There has been some questioning in the media about the value of FCM for members of council. It is definitely not, as one letter to the editor of the paper said, a "paid vacation". I think that people often don't consider that there is no school that one can attend to learn how to be a member of city council. Our education might best be termed as self-directed learning. I've found that one of the best ways of doing that is by talking to others about their experiences, and the best venue that I've found for that is FCM. The six members of council who attended FCM spent long days and evenings taking advantage of as many educational opportunities as possible.
There are four different types of learning opportunities at FCM. There are the formal working sessions, which feature presentations on various issues, and you can select the ones most appropriate for your circumstances. For example, this year a particularly timely one for Prince Albert was on the location of cell phone tower locations, which offered solutions that have worked in other communities.
There is an enormous trade show, which has new products and ideas ranging from new voting systems to waste disposal options. It's a good place to get ideas which can then be passed along to administration for further assessment, to see how such ideas could work for Prince Albert. I saw a couple of things that might be useful for the Rotary Trail. One was using LED for public lighting - this could be an inexpensive and environmentally friendly option for providing lighting along the trail. The other was a self-cleaning public washroom, one of which is already being used in downtown Vancouver - the lack of public washroom facilities has been cited as one of the drawbacks to using the Rotary Trail.
There are study tours which offer the chance to see solutions that are actually being tried. I took one tour that focused on housing solutions for those who are difficult to house. In Vancouver, the provincial government has actually taken the lead on this problem, and owns housing that is utilized for this purpose, and the city has staff that are dedicated to implementing the solution. I think that partnerships like these are those most likely to succeed with problems like housing that stem from a range of root causes.
And finally, there are the informal learning opportunities that come from networking with councillors from cities and towns across Canada.

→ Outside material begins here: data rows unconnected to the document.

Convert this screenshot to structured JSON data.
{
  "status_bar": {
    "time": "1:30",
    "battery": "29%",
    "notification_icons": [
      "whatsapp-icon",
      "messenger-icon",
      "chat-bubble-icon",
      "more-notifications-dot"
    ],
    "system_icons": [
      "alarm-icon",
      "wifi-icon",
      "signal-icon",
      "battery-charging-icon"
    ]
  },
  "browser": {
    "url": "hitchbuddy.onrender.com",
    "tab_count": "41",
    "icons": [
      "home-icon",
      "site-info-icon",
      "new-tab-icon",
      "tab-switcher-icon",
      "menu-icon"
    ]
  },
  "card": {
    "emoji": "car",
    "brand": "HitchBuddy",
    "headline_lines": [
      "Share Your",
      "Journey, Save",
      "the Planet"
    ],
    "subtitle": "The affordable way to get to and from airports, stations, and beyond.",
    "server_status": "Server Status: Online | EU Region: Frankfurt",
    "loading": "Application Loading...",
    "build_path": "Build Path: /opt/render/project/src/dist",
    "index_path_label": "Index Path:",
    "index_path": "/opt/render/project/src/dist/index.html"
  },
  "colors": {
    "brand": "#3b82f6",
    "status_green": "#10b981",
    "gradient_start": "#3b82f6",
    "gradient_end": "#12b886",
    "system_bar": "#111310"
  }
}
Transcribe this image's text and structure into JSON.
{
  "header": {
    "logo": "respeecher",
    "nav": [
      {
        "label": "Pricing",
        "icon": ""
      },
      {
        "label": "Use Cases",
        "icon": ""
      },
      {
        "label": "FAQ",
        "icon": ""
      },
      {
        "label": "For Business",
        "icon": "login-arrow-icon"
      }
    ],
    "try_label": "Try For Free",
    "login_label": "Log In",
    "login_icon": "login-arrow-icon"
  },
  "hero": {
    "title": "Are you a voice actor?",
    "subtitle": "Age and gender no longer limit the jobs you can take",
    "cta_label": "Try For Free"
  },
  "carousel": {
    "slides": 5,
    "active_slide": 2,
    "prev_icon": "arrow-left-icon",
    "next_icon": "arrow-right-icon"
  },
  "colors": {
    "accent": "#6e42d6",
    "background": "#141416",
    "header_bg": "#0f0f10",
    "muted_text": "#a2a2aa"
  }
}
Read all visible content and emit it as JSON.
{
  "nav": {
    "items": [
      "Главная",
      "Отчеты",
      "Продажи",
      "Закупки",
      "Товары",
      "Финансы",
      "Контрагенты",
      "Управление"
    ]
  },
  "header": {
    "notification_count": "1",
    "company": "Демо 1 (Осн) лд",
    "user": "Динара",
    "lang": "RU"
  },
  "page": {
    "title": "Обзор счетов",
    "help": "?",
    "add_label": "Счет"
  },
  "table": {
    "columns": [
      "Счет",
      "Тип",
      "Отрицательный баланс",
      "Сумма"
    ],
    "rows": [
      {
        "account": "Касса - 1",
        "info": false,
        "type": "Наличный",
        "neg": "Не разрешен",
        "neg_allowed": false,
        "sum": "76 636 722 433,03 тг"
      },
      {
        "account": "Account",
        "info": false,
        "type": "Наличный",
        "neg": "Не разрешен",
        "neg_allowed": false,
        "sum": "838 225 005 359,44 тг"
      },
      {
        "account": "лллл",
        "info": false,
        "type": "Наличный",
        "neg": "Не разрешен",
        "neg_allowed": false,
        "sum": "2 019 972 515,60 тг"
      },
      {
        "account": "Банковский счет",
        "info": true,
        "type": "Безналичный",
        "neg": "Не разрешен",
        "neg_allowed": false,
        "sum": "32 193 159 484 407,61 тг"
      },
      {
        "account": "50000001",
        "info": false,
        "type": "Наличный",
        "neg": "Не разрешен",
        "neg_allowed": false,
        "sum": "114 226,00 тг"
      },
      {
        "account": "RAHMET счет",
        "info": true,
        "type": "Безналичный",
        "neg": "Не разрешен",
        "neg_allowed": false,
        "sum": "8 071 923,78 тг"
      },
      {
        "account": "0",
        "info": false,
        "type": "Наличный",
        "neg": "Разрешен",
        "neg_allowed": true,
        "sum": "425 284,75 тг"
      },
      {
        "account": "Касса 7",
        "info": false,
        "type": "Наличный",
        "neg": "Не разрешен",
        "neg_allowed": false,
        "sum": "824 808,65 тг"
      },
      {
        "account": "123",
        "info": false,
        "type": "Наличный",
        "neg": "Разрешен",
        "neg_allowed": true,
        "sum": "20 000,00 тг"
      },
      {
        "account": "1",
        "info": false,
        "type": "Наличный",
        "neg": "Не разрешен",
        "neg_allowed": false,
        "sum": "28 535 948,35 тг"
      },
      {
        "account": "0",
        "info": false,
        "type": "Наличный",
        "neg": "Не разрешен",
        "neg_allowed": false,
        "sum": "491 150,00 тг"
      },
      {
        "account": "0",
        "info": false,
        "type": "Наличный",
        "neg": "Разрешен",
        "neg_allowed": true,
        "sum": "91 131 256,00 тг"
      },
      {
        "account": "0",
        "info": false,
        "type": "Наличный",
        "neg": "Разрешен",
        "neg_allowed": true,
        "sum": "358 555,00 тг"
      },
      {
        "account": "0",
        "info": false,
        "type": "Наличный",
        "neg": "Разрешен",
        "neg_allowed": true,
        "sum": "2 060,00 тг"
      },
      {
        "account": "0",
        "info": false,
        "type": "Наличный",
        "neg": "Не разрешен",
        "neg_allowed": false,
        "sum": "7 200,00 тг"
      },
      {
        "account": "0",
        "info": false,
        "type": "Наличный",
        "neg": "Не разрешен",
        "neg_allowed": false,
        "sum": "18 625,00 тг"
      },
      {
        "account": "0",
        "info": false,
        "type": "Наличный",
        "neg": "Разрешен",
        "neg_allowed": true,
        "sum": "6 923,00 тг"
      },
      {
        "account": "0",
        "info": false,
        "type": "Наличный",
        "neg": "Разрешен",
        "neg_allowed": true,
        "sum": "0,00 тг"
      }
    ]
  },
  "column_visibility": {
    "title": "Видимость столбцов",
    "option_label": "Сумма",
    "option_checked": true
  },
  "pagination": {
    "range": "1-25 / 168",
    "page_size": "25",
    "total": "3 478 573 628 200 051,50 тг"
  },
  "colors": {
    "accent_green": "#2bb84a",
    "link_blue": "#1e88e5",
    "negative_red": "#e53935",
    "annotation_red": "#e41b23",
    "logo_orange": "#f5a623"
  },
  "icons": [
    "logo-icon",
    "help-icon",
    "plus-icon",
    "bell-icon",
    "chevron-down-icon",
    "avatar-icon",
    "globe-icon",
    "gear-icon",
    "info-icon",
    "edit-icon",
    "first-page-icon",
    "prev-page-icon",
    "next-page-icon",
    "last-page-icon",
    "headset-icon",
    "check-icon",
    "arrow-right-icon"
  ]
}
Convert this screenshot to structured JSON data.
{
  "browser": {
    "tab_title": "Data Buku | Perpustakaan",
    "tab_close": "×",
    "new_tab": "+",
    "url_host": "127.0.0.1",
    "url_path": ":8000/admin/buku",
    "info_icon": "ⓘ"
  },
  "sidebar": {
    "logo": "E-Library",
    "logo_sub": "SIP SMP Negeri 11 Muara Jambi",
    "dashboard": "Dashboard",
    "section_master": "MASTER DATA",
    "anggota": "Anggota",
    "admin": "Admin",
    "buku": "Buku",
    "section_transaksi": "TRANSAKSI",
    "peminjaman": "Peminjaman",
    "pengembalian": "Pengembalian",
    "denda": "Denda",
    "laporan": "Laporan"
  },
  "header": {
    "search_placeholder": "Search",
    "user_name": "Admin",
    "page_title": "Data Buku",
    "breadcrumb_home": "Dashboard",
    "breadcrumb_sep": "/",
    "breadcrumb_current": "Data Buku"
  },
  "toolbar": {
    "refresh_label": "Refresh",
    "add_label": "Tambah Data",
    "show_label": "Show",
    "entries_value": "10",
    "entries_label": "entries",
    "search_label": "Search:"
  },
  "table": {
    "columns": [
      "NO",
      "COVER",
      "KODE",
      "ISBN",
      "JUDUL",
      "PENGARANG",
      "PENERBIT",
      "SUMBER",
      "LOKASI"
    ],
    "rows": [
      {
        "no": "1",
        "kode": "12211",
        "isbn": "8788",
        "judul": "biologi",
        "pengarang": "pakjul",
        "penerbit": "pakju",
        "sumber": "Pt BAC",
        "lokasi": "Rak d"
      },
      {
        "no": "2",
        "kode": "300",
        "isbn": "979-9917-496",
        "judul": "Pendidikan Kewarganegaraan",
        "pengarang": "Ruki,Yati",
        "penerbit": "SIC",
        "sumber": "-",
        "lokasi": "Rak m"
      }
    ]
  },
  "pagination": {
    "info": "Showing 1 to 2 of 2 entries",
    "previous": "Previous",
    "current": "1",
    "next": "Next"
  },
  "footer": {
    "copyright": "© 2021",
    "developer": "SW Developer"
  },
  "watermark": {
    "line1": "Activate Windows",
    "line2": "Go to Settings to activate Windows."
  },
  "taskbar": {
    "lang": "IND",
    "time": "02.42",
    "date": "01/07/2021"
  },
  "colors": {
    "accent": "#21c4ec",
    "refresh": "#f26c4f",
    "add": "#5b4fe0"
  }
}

All that we really have in common is our jobs as members of council, and that's what we talk about. It's a chance to pick people's brains about what they have done about perennial problems like crime, downtown areas, recreational developments, managing growth, or disappearing industries. For example, I had a good conversation with the mayor of Oliver, BC, whose town was devastated when the local mine closed, but which has been revitalized by the growth of the wine industry.
If we don't take advantage of the opportunities to learn how other communities do things, we'll miss the chance to learn from both their mistakes and their successes. We'll keep on doing things the way we've always done them, because we won't have learned about recent innovations. Part of doing the job well is learning how to do the job smarter and better, and conferences like FCM are a good investment in that, both for members of council, and for the city as a whole.
"The great aim of education is not knowledge, but action." - Herbert Spencer